Status: No longer a discrete feeding area and roost site complex, but formerly of international importance (part of R&O 43) holding as many as 200-250 birds (see figure). Geese fed in adjacent fields and flight to the loch to roost. Only one individually marked bird has been seen at Scarmclate, but it is generally felt that flights between here and the Loch of Mey/Heilen complex identify these birds as part of the same group. The rather erratic nature of the counts from Scarmclate would tend to suggest that this was the case. Although up to 110 birds have been seen at the site, the flock using the site generally numbered 60-80 and during intensive survey of February/March 1985, clearly constituted fewer birds than were using the Loch of Mey/Loch Heilen area at the same time. It therefore seems likely that the birds using this area were a sub-group of those using sites further north, but which were consistent in their exploitation of feeding areas and a separate roost. For whatever reason, it would appear that these feeding patterns have been abandoned in recent years and this group no longer represents a discrete group which it is assumed have amalgamated with the Mey/Heilen group of birds.

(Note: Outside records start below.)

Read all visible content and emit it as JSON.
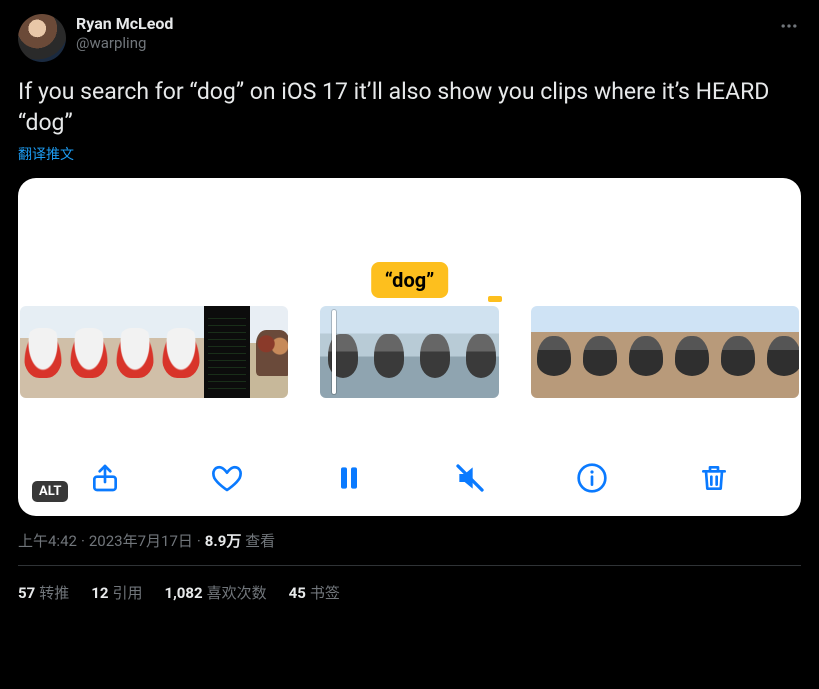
{
  "author": {
    "display_name": "Ryan McLeod",
    "handle": "@warpling"
  },
  "body": "If you search for “dog” on iOS 17 it’ll also show you clips where it’s HEARD “dog”",
  "translate_label": "翻译推文",
  "media": {
    "search_tag": "“dog”",
    "alt_badge": "ALT",
    "toolbar_icons": {
      "share": "share-icon",
      "like": "heart-icon",
      "pause": "pause-icon",
      "mute": "speaker-muted-icon",
      "info": "info-icon",
      "delete": "trash-icon"
    }
  },
  "meta": {
    "time": "上午4:42",
    "date": "2023年7月17日",
    "views_count": "8.9万",
    "views_label": "查看"
  },
  "stats": {
    "retweets": {
      "count": "57",
      "label": "转推"
    },
    "quotes": {
      "count": "12",
      "label": "引用"
    },
    "likes": {
      "count": "1,082",
      "label": "喜欢次数"
    },
    "bookmarks": {
      "count": "45",
      "label": "书签"
    }
  }
}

Maximum winter counts:
Breeding success: There are no consistent production data from this site.
Feeding sites and habitat: Mainly intensively managed farmland with cereals and reseeded grassland, although some rough pasture remains. In the centre of the county, the main feeding sites associated with this group are the pasture and arable fields round the loch and to the north-west. It seems highly likely that these birds may interchange with the Loch of Mey/Loch Heilen flock described earlier, since birds feeding at Lochquoy (ND2064), Hoy (HD2062) and Camster (ND2061) have been watching flying to Loch Heilen to roost. Although used frequently by the geese in the 1970s and 1980s, none have been reported feeding in these areas since the late 1980s. For this reason, this flock profile does receive the treatment of others elsewhere.

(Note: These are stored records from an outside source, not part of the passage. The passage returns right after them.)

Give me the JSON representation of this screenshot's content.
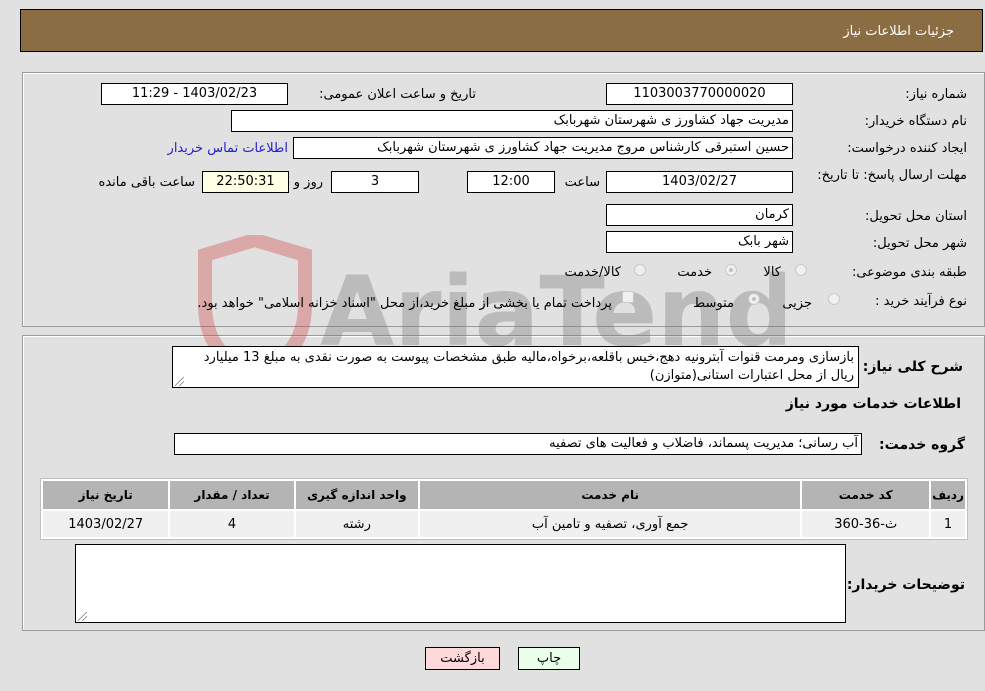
{
  "header": {
    "title": "جزئیات اطلاعات نیاز"
  },
  "form": {
    "need_number": {
      "label": "شماره نیاز:",
      "value": "1103003770000020"
    },
    "announce_datetime": {
      "label": "تاریخ و ساعت اعلان عمومی:",
      "value": "1403/02/23 - 11:29"
    },
    "buyer_org": {
      "label": "نام دستگاه خریدار:",
      "value": "مدیریت جهاد کشاورز ی شهرستان شهربابک"
    },
    "requester": {
      "label": "ایجاد کننده درخواست:",
      "value": "حسین استبرقی کارشناس مروج مدیریت جهاد کشاورز ی شهرستان شهربابک"
    },
    "contact_link": "اطلاعات تماس خریدار",
    "deadline": {
      "label": "مهلت ارسال پاسخ: تا تاریخ:",
      "date": "1403/02/27",
      "time_label": "ساعت",
      "time": "12:00",
      "days": "3",
      "days_label": "روز و",
      "remaining": "22:50:31",
      "remaining_label": "ساعت باقی مانده"
    },
    "province": {
      "label": "استان محل تحویل:",
      "value": "کرمان"
    },
    "city": {
      "label": "شهر محل تحویل:",
      "value": "شهر بابک"
    },
    "category": {
      "label": "طبقه بندی موضوعی:",
      "options": [
        "کالا",
        "خدمت",
        "کالا/خدمت"
      ],
      "selected": "خدمت"
    },
    "process": {
      "label": "نوع فرآیند خرید :",
      "options": [
        "جزیی",
        "متوسط"
      ],
      "selected": "متوسط",
      "payment_note": "پرداخت تمام یا بخشی از مبلغ خرید،از محل \"اسناد خزانه اسلامی\" خواهد بود."
    }
  },
  "details": {
    "description_label": "شرح کلی نیاز:",
    "description": "بازسازی ومرمت قنوات آبترونیه دهج،خیس باقلعه،برخواه،مالیه طبق مشخصات پیوست به صورت نقدی به مبلغ 13 میلیارد ریال از محل اعتبارات استانی(متوازن)",
    "services_title": "اطلاعات خدمات مورد نیاز",
    "service_group_label": "گروه خدمت:",
    "service_group": "آب رسانی؛ مدیریت پسماند، فاضلاب و فعالیت های تصفیه",
    "table": {
      "headers": [
        "ردیف",
        "کد خدمت",
        "نام خدمت",
        "واحد اندازه گیری",
        "تعداد / مقدار",
        "تاریخ نیاز"
      ],
      "rows": [
        [
          "1",
          "ث-36-360",
          "جمع آوری، تصفیه و تامین آب",
          "رشته",
          "4",
          "1403/02/27"
        ]
      ]
    },
    "buyer_notes_label": "توضیحات خریدار:",
    "buyer_notes": ""
  },
  "buttons": {
    "print": "چاپ",
    "back": "بازگشت"
  },
  "watermark": "AriaTender.neT"
}
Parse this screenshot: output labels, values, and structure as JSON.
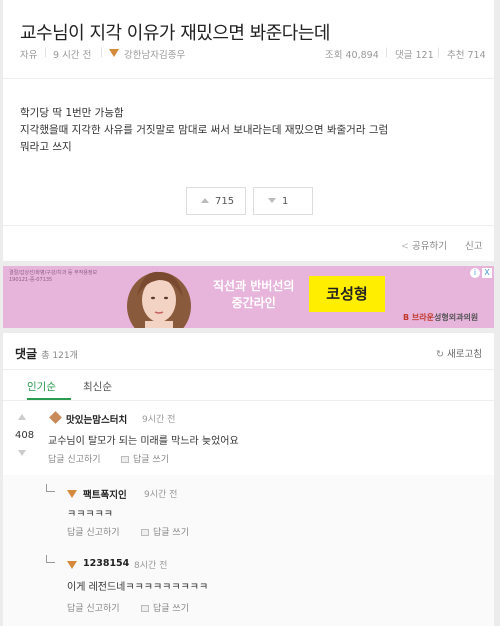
{
  "post": {
    "title": "교수님이 지각 이유가 재밌으면 봐준다는데",
    "board": "자유",
    "time_ago": "9 시간 전",
    "author": "강한남자김종우",
    "views": "조회 40,894",
    "comments": "댓글 121",
    "recommends": "추천 714",
    "body_lines": [
      "학기당 딱 1번만 가능함",
      "지각했을때 지각한 사유를 거짓말로 맘대로 써서 보내라는데 재밌으면 봐줄거라 그럼",
      "뭐라고 쓰지"
    ],
    "upvotes": "715",
    "downvotes": "1",
    "share_label": "공유하기",
    "report_label": "신고"
  },
  "ad": {
    "small_lines": [
      "결절/갑상선/화병/구강/치과 등 부작용정보",
      "190121-중-07135"
    ],
    "headline_1": "직선과 반버선의",
    "headline_2": "중간라인",
    "brand": "코성형",
    "clinic_mark": "B",
    "clinic": "브라운",
    "clinic_suffix": "성형외과의원",
    "info_icon": "i",
    "close_icon": "X"
  },
  "comments_section": {
    "title": "댓글",
    "count": "총 121개",
    "refresh_label": "새로고침",
    "tabs": [
      "인기순",
      "최신순"
    ],
    "items": [
      {
        "score": "408",
        "nick": "맛있는맘스터치",
        "time": "9시간 전",
        "text": "교수님이 탈모가 되는 미래를 막느라 늦었어요",
        "reply_label": "답글 신고하기",
        "write_label": "답글 쓰기"
      },
      {
        "nick": "팩트폭지인",
        "time": "9시간 전",
        "text": "ㅋㅋㅋㅋㅋ",
        "reply_label": "답글 신고하기",
        "write_label": "답글 쓰기"
      },
      {
        "nick": "1238154",
        "time": "8시간 전",
        "text": "이게 레전드네ㅋㅋㅋㅋㅋㅋㅋㅋㅋ",
        "reply_label": "답글 신고하기",
        "write_label": "답글 쓰기"
      }
    ]
  },
  "colors": {
    "accent_green": "#2b9b4f",
    "ad_bg": "#e7b4dc",
    "ad_brand_bg": "#ffee00",
    "rank_icon": "#d48a3a"
  }
}
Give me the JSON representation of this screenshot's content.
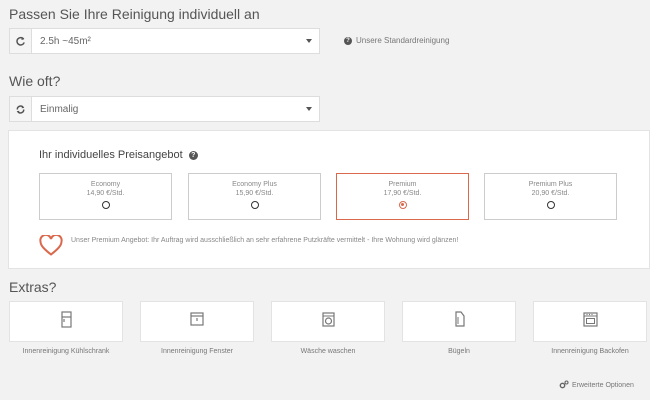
{
  "section1": {
    "heading": "Passen Sie Ihre Reinigung individuell an",
    "select_value": "2.5h ~45m²",
    "help_link": "Unsere Standardreinigung"
  },
  "section2": {
    "heading": "Wie oft?",
    "select_value": "Einmalig"
  },
  "pricing": {
    "title": "Ihr individuelles Preisangebot",
    "plans": [
      {
        "name": "Economy",
        "price": "14,90 €/Std.",
        "selected": false
      },
      {
        "name": "Economy Plus",
        "price": "15,90 €/Std.",
        "selected": false
      },
      {
        "name": "Premium",
        "price": "17,90 €/Std.",
        "selected": true
      },
      {
        "name": "Premium Plus",
        "price": "20,90 €/Std.",
        "selected": false
      }
    ],
    "promo_text": "Unser Premium Angebot: Ihr Auftrag wird ausschließlich an sehr erfahrene Putzkräfte vermittelt - Ihre Wohnung wird glänzen!"
  },
  "extras": {
    "heading": "Extras?",
    "items": [
      {
        "label": "Innenreinigung Kühlschrank",
        "icon": "fridge-icon"
      },
      {
        "label": "Innenreinigung Fenster",
        "icon": "window-icon"
      },
      {
        "label": "Wäsche waschen",
        "icon": "washing-machine-icon"
      },
      {
        "label": "Bügeln",
        "icon": "iron-icon"
      },
      {
        "label": "Innenreinigung Backofen",
        "icon": "oven-icon"
      }
    ]
  },
  "advanced_options": "Erweiterte Optionen",
  "colors": {
    "accent": "#d9684d"
  }
}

Roosting sites: A mesotrophic loch with rich marginal vegetation, large numbers of wintering wildfowl use the loch. Although the geese using the feeding areas in the vicinity have been seen flighting to Loch Heilen, the loch was the consistent roost for the geese frequenting central Caithness in the 1970s and 1980s, certainly this was the case during intensive survey of February and March 1985. Loch of Toftinghall (ND1952) has also been used as a roost, on occasions used by up to 152 birds, suggesting the entire Loch of Mey/Loch Heilen flock has used the site as a roost. It is a base-poor loch with little marginal vegetation planted with conifers on the western side in the 1980s which may have caused disturbance. There is a large area of open peatland to the south with pool and hummock topography which may have been used for feeding.
Habitat change: Unknown

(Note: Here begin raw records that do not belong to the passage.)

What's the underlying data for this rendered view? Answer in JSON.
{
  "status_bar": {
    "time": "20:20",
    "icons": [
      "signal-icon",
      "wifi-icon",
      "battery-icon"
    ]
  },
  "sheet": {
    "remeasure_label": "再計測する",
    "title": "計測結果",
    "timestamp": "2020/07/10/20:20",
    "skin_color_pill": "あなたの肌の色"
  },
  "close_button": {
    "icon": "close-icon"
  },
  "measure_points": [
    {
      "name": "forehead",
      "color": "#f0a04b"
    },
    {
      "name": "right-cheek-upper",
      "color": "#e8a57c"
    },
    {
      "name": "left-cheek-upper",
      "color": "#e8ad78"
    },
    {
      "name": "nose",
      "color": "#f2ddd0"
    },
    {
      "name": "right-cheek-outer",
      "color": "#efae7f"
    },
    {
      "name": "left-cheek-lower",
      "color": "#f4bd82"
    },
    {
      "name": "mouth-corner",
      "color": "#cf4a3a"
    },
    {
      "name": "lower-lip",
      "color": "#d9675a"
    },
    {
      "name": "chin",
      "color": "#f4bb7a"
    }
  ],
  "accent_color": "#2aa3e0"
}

Aircraft disturbance: None known
Hunting disturbance: At the time of their occurrence, licensed Greylag Goose shooting was occurring on farmland to the north of Loch Scarmclate, and morning shooting in particular was used to disperse birds away from the land under pressure and there was some shooting of wildfowl and some Greylag Geese on the loch.
Agricultural disturbance: Some regular agricultural disturbance occurred and anglers fishing the lochside will also have disturbed birds at the site.
Site safeguards or disturbance refuge: Loch Scarmclate is an SSSI and a component of the Caithness Lochs SPA and Ramsar Site.
SNH Natural Heritage Zones/Area: Orkney and Northern Caithness
Threats: Greylags are shot in the area in spring and this usually disperses Whitefronts away from the loch in the morning. The loch is also much used by anglers.
Linkages with other sites:
2RT was caught at Wexford in 1985/6 and wintered there in 1986/7 (last seen 3rd March 1987) but was seen at Oust on 5th April 1987. It was seen at Loch of Mey and Oust in winter 1987/8, Loch Heilen and Loch of Mey in 1988/9 and at Loch of Mey, Loch Scarmclate and Charleston in winter 1989/90, the last year it was seen. This bird is the only one to be seen at Scarmclate, but given that it also shifted between the Mey/Heilen and Westfield resorts, this bird may have been unusual in its behaviour of shifting between flocks and therefore does not necessarily prove regular interchange between the three feeding and roosting complexes (and see notes on the lack of site interchange at the other flocks).
Laybourne, S. & Fox, A.D. (1988) Greenland White-fronted Geese in Caithness. Scottish Birds 15: 30-35.